--- Exercise directions ---
Return the lines below that contain the word "title".

--- Dataset records ---
=-=-=-=-=

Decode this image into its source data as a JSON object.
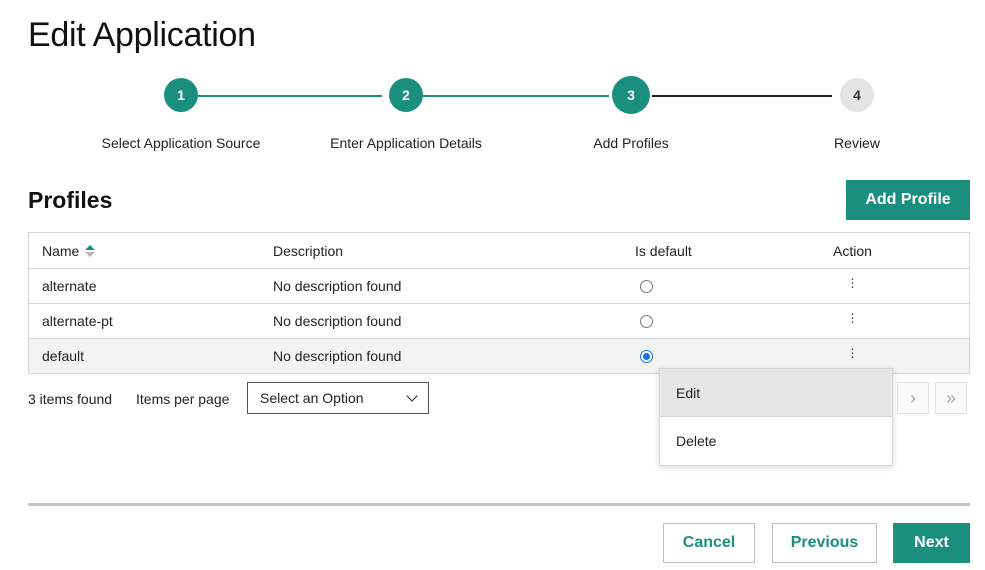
{
  "page": {
    "title": "Edit Application"
  },
  "stepper": {
    "steps": [
      {
        "number": "1",
        "label": "Select Application Source",
        "state": "done"
      },
      {
        "number": "2",
        "label": "Enter Application Details",
        "state": "done"
      },
      {
        "number": "3",
        "label": "Add Profiles",
        "state": "active"
      },
      {
        "number": "4",
        "label": "Review",
        "state": "todo"
      }
    ]
  },
  "profiles": {
    "title": "Profiles",
    "add_label": "Add Profile",
    "columns": {
      "name": "Name",
      "description": "Description",
      "is_default": "Is default",
      "action": "Action"
    },
    "sort": {
      "column": "Name",
      "direction": "ascending"
    },
    "rows": [
      {
        "name": "alternate",
        "description": "No description found",
        "is_default": false,
        "action_icon": "kebab-icon"
      },
      {
        "name": "alternate-pt",
        "description": "No description found",
        "is_default": false,
        "action_icon": "kebab-icon"
      },
      {
        "name": "default",
        "description": "No description found",
        "is_default": true,
        "action_icon": "kebab-icon"
      }
    ]
  },
  "pagination": {
    "items_found": "3 items found",
    "items_per_page_label": "Items per page",
    "select_value": "Select an Option",
    "next_icon": "chevron-right-icon",
    "last_icon": "double-chevron-right-icon"
  },
  "action_menu": {
    "items": [
      {
        "label": "Edit",
        "hovered": true
      },
      {
        "label": "Delete",
        "hovered": false
      }
    ]
  },
  "footer": {
    "cancel_label": "Cancel",
    "previous_label": "Previous",
    "next_label": "Next"
  },
  "colors": {
    "accent": "#1a8f7e",
    "radio_checked": "#1f6fe0"
  }
}
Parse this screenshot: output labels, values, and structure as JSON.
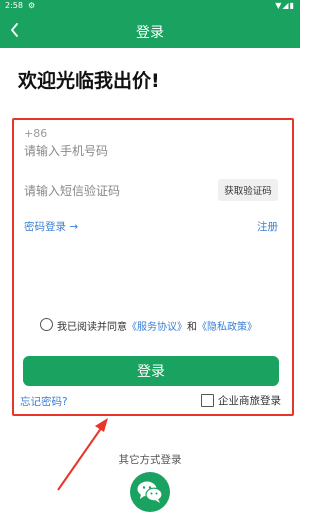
{
  "status_bar": {
    "time": "2:58",
    "settings_icon": "gear-icon",
    "right_icons": "▼◢▮"
  },
  "nav": {
    "title": "登录",
    "back_icon": "chevron-left-icon"
  },
  "welcome_text": "欢迎光临我出价!",
  "form": {
    "country_code": "+86",
    "phone_placeholder": "请输入手机号码",
    "code_placeholder": "请输入短信验证码",
    "get_code_label": "获取验证码",
    "password_login_label": "密码登录 →",
    "register_label": "注册"
  },
  "agreement": {
    "prefix": "我已阅读并同意",
    "service_link": "《服务协议》",
    "and": "和",
    "privacy_link": "《隐私政策》"
  },
  "login_button_label": "登录",
  "forgot_password_label": "忘记密码?",
  "enterprise_login_label": "企业商旅登录",
  "other_login_label": "其它方式登录",
  "colors": {
    "brand_green": "#1aa260",
    "link_blue": "#3a7fd5",
    "annotation_red": "#e8352a"
  }
}
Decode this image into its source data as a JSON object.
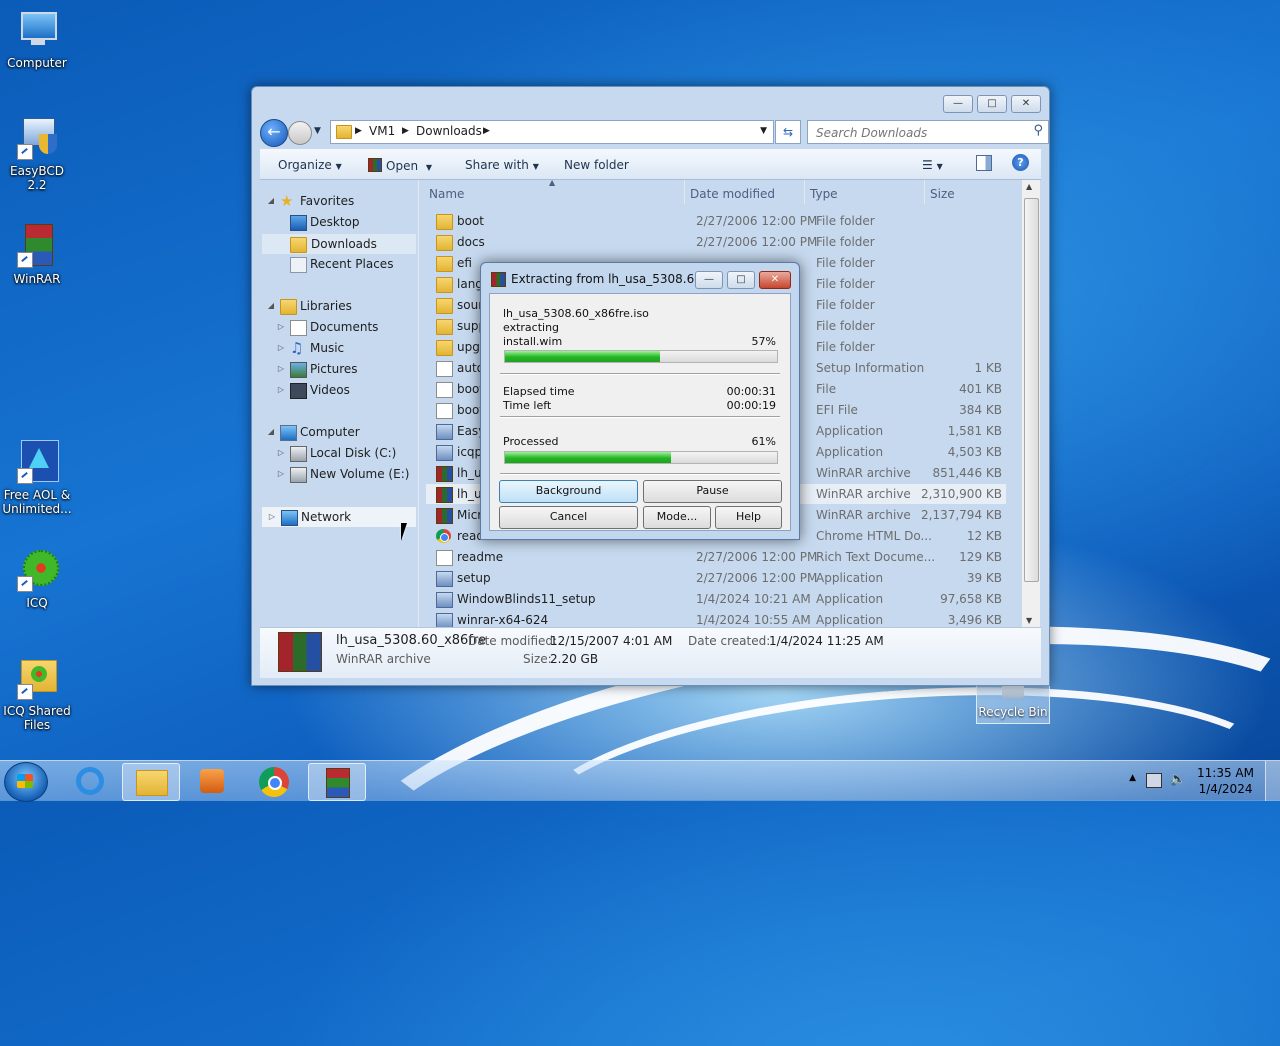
{
  "desktop": {
    "icons": [
      {
        "label": "Computer"
      },
      {
        "label": "EasyBCD 2.2"
      },
      {
        "label": "WinRAR"
      },
      {
        "label": "Free AOL & Unlimited..."
      },
      {
        "label": "ICQ"
      },
      {
        "label": "ICQ Shared Files"
      }
    ],
    "recycle_bin": "Recycle Bin"
  },
  "explorer": {
    "breadcrumb": [
      "VM1",
      "Downloads"
    ],
    "search_placeholder": "Search Downloads",
    "toolbar": {
      "organize": "Organize",
      "open": "Open",
      "share_with": "Share with",
      "new_folder": "New folder"
    },
    "nav": {
      "favorites": "Favorites",
      "desktop": "Desktop",
      "downloads": "Downloads",
      "recent_places": "Recent Places",
      "libraries": "Libraries",
      "documents": "Documents",
      "music": "Music",
      "pictures": "Pictures",
      "videos": "Videos",
      "computer": "Computer",
      "local_disk": "Local Disk (C:)",
      "new_volume": "New Volume (E:)",
      "network": "Network"
    },
    "columns": {
      "name": "Name",
      "date": "Date modified",
      "type": "Type",
      "size": "Size"
    },
    "files": [
      {
        "name": "boot",
        "date": "2/27/2006 12:00 PM",
        "type": "File folder",
        "size": "",
        "icon": "folder"
      },
      {
        "name": "docs",
        "date": "2/27/2006 12:00 PM",
        "type": "File folder",
        "size": "",
        "icon": "folder"
      },
      {
        "name": "efi",
        "date": "",
        "type": "File folder",
        "size": "",
        "icon": "folder"
      },
      {
        "name": "lang",
        "date": "",
        "type": "File folder",
        "size": "",
        "icon": "folder"
      },
      {
        "name": "sour",
        "date": "",
        "type": "File folder",
        "size": "",
        "icon": "folder"
      },
      {
        "name": "supp",
        "date": "",
        "type": "File folder",
        "size": "",
        "icon": "folder"
      },
      {
        "name": "upgr",
        "date": "",
        "type": "File folder",
        "size": "",
        "icon": "folder"
      },
      {
        "name": "auto",
        "date": "",
        "type": "Setup Information",
        "size": "1 KB",
        "icon": "doc"
      },
      {
        "name": "boot",
        "date": "",
        "type": "File",
        "size": "401 KB",
        "icon": "doc"
      },
      {
        "name": "boot",
        "date": "",
        "type": "EFI File",
        "size": "384 KB",
        "icon": "doc"
      },
      {
        "name": "Easy",
        "date": "",
        "type": "Application",
        "size": "1,581 KB",
        "icon": "app"
      },
      {
        "name": "icqp",
        "date": "",
        "type": "Application",
        "size": "4,503 KB",
        "icon": "app"
      },
      {
        "name": "lh_us",
        "date": "",
        "type": "WinRAR archive",
        "size": "851,446 KB",
        "icon": "rar"
      },
      {
        "name": "lh_us",
        "date": "",
        "type": "WinRAR archive",
        "size": "2,310,900 KB",
        "icon": "rar",
        "highlight": true
      },
      {
        "name": "Micr",
        "date": "",
        "type": "WinRAR archive",
        "size": "2,137,794 KB",
        "icon": "rar"
      },
      {
        "name": "readme",
        "date": "",
        "type": "Chrome HTML Do...",
        "size": "12 KB",
        "icon": "chrome"
      },
      {
        "name": "readme",
        "date": "2/27/2006 12:00 PM",
        "type": "Rich Text Docume...",
        "size": "129 KB",
        "icon": "doc"
      },
      {
        "name": "setup",
        "date": "2/27/2006 12:00 PM",
        "type": "Application",
        "size": "39 KB",
        "icon": "app"
      },
      {
        "name": "WindowBlinds11_setup",
        "date": "1/4/2024 10:21 AM",
        "type": "Application",
        "size": "97,658 KB",
        "icon": "app"
      },
      {
        "name": "winrar-x64-624",
        "date": "1/4/2024 10:55 AM",
        "type": "Application",
        "size": "3,496 KB",
        "icon": "app"
      }
    ],
    "details": {
      "name": "lh_usa_5308.60_x86fre",
      "type": "WinRAR archive",
      "modified_label": "Date modified:",
      "modified": "12/15/2007 4:01 AM",
      "created_label": "Date created:",
      "created": "1/4/2024 11:25 AM",
      "size_label": "Size:",
      "size": "2.20 GB"
    }
  },
  "dialog": {
    "title": "Extracting from lh_usa_5308.60_...",
    "archive": "lh_usa_5308.60_x86fre.iso",
    "action": "extracting",
    "file": "install.wim",
    "file_percent": "57%",
    "file_progress": 0.57,
    "elapsed_label": "Elapsed time",
    "elapsed": "00:00:31",
    "left_label": "Time left",
    "left": "00:00:19",
    "processed_label": "Processed",
    "processed_percent": "61%",
    "processed_progress": 0.61,
    "buttons": {
      "background": "Background",
      "pause": "Pause",
      "cancel": "Cancel",
      "mode": "Mode...",
      "help": "Help"
    }
  },
  "taskbar": {
    "time": "11:35 AM",
    "date": "1/4/2024"
  }
}
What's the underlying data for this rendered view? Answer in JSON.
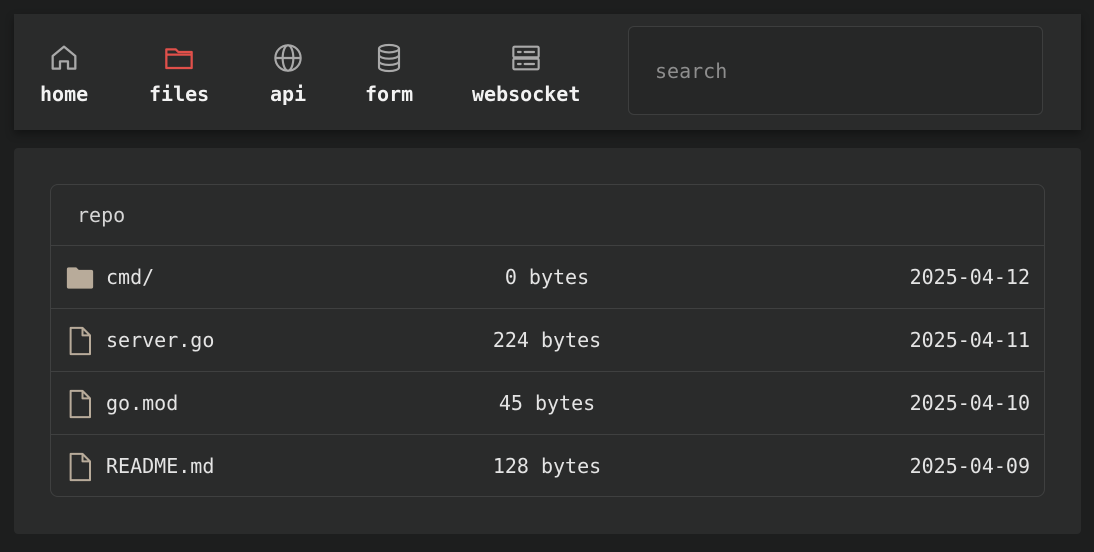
{
  "nav": {
    "items": [
      {
        "label": "home",
        "icon": "home-icon",
        "active": false
      },
      {
        "label": "files",
        "icon": "folder-icon",
        "active": true
      },
      {
        "label": "api",
        "icon": "globe-icon",
        "active": false
      },
      {
        "label": "form",
        "icon": "database-icon",
        "active": false
      },
      {
        "label": "websocket",
        "icon": "server-icon",
        "active": false
      }
    ],
    "active_color": "#e0504a",
    "icon_color": "#a9a9a9"
  },
  "search": {
    "placeholder": "search",
    "value": ""
  },
  "repo": {
    "title": "repo",
    "files": [
      {
        "name": "cmd/",
        "size": "0 bytes",
        "date": "2025-04-12",
        "type": "folder"
      },
      {
        "name": "server.go",
        "size": "224 bytes",
        "date": "2025-04-11",
        "type": "file"
      },
      {
        "name": "go.mod",
        "size": "45 bytes",
        "date": "2025-04-10",
        "type": "file"
      },
      {
        "name": "README.md",
        "size": "128 bytes",
        "date": "2025-04-09",
        "type": "file"
      }
    ],
    "icon_color": "#b8ab9a"
  }
}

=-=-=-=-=

--- Exercise output ---
    "title": "Edit Application"
    "title": "Profiles",
    "title": "登录",
    "title": "Extracting from lh_usa_5308.60_...",
    "title": "repo",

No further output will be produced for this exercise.